Not at all. Modern people won’t get this. But this was “Prophetic Street Theatre”. Street theatre was a standard tool in a Prophet’s Toolbox. The great prophets– Isaiah, Jeremiah, Ezekiel, and Hosea — used this in proclaiming their message.
Let me give you one example. Read Isaiah 20, and you’ll see how the Prophet Isaiah walked around naked (with briefs, I hope) for three years to emphasize a specific message. I thank God I’m not Isaiah.
Jesus cleansing the Temple was also prophetic theatre. As King, Jesus was going against the corruption happening in the Temple. Example? It says Jesus turned the chairs of those “selling doves”. Doves were used, mostly by the poor, as sacrifices. But doves sold in the Temple market were sold 15x higher. And guess who owned the stalls? The priests and their families.
Which brings us to the next dramatic act…
Warning: You won’t understand this story unless you connect it with the cleansing of the Temple. We read:
Honestly, when I first read this, I didn’t like it.
Why did Jesus do this? Was He in a bad mood? How could Jesus be so petty? This story sounds more like the Greek gods who were emotionally volatile and who used their Divine power for their selfish ends.
But all this was symbolic. Because every Jew knew that the fig tree was a symbol of Israel. And Israel was no longer bearing fruit. Just leaves.
The two dramatic actions—the cleansing of the Temple and the cursing of the fig tree—had the same message. Israel had a lot of religious activities. It had a beautiful Temple. It had great feasts like the Passover where thousands of people came. But they were all leaves. It was all appearance.
There were no real fruits.
And that’s why you can’t repair Israel. You need to restart it.

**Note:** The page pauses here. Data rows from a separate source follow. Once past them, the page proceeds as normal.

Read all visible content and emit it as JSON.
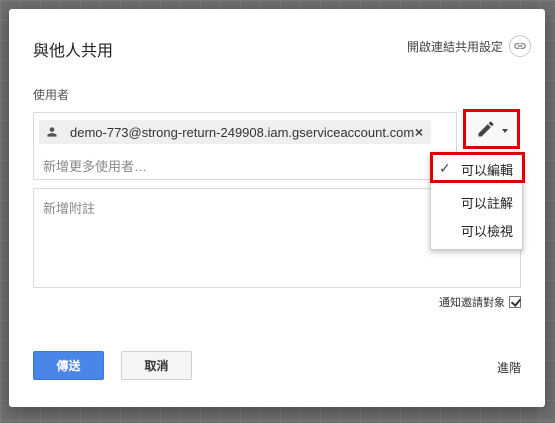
{
  "dialog": {
    "title": "與他人共用",
    "link_settings_label": "開啟連結共用設定",
    "people_label": "使用者",
    "collaborator_email": "demo-773@strong-return-249908.iam.gserviceaccount.com",
    "remove_chip": "×",
    "add_more_placeholder": "新增更多使用者…",
    "note_placeholder": "新增附註",
    "notify_label": "通知邀請對象",
    "notify_checked": true,
    "send_label": "傳送",
    "cancel_label": "取消",
    "advanced_label": "進階"
  },
  "permission_menu": {
    "selected": "可以編輯",
    "check_mark": "✓",
    "items": [
      {
        "label": "可以編輯"
      },
      {
        "label": "可以註解"
      },
      {
        "label": "可以檢視"
      }
    ]
  },
  "colors": {
    "send_button": "#4a86e8",
    "highlight_border": "#e00000"
  },
  "icons": {
    "link": "link-icon",
    "person": "person-icon",
    "pencil": "pencil-icon",
    "dropdown": "caret-down-icon",
    "check": "check-icon"
  }
}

Israel needed a new King and a new upside-down Kingdom where the poor and broken and sinners are loved.
Extras vs. Essentials
Remember Bro. Bo’s jeep story? He was so happy his jeep had a strong AC, forgetting there were more important things in the jeep. Like the engine that kept conking out.
But just like the religious leaders of Jesus’ day, we make the same mistake with our faith. We get so preoccupied with the extras, we forget the essentials. Our religious activities are wonderful. They’re like the AC. Bro. Bo said, “You see, 99% of the time, I drive with the AC on. But if my engine is not working, the strongest AC is totally useless.”
In the same way, all my religious activities are useless if I don’t bear the fruit of God’s Love in my life. If I am selfish, all my religiosity is garbage.
The New Kingdom of Jesus
The Kingdom of God demands an overhaul of our purpose. A total transformation of why we wake up every morning: Instead of living for ourselves, we live for others.
And that’s why this demands a miracle. Because only God can restart your life. And that restart can only happen through the Cross. Jesus died so that you can rise to a new life.
That is why Paul says:
God wants to restart your life.